From the map, I noticed that Chios is located just north of the island of Icaros in the Icarian Sea.  In the ancient tale of Daedalus and Icarus from the poet Ovid’s Metamorphoses (Bk. VIII. 183-235), Icarus’ father Daedalus advises his son regarding the use of his fabricated wings of feathers, twine, and wax: to fly neither too high lest he burn his wings (ne…ignis adurat); nor too low lest he be weighed down by lethargic waves (unda gravet pennas); and to stray neither too far to the left nor to the right from a course marked out (astrologically) by guiding constellations in the heavens. 

As the story goes, Icarus vainly flew too high in imitation of the gods such that the binding wax of his wings melted, and he plummeted into the sea.

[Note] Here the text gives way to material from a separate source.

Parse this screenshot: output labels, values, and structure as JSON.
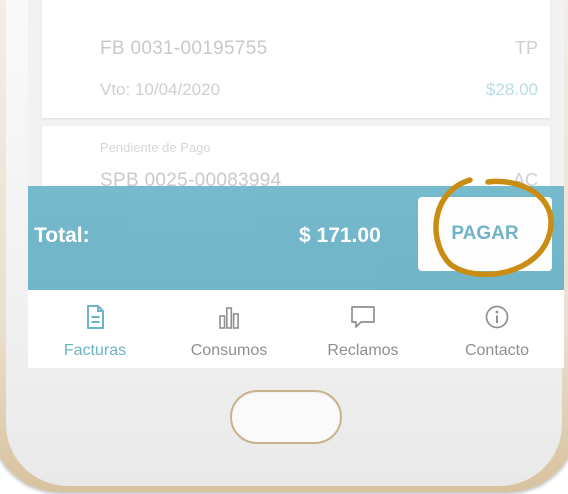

Given the southern trail of smoke in the satellite photo, one might have concluded that Icarus himself had unsuccessfully attempted flight again only to have flown to the north of his primordial perilous path (from the isle of Delos towards a midway point between Samos and Lebinthos) and crashed and burned on Chios. 

Ovid’s poem has often been read as a metaphorical warning against trying to act contrary to one’s nature. Flight was the purview of the birds not humans. The psalmist recounts a similar sentiment which might also have fallen futilely on Icarus’ ignoring ears:

“Lord, my heart is not proud; nor are my eyes haughty. I do not busy myself with great matters, with things too sublime for me.” (Ps. 131:1)

So imagine in some sense my chuckle at the irony that came with the second picture from the BBC website – a photo from the Mars rover Curiosity of the vehicle’s tracks it had traced in the Martian sand. [Continue reading ...]

Bro. Raymond Bryce, OP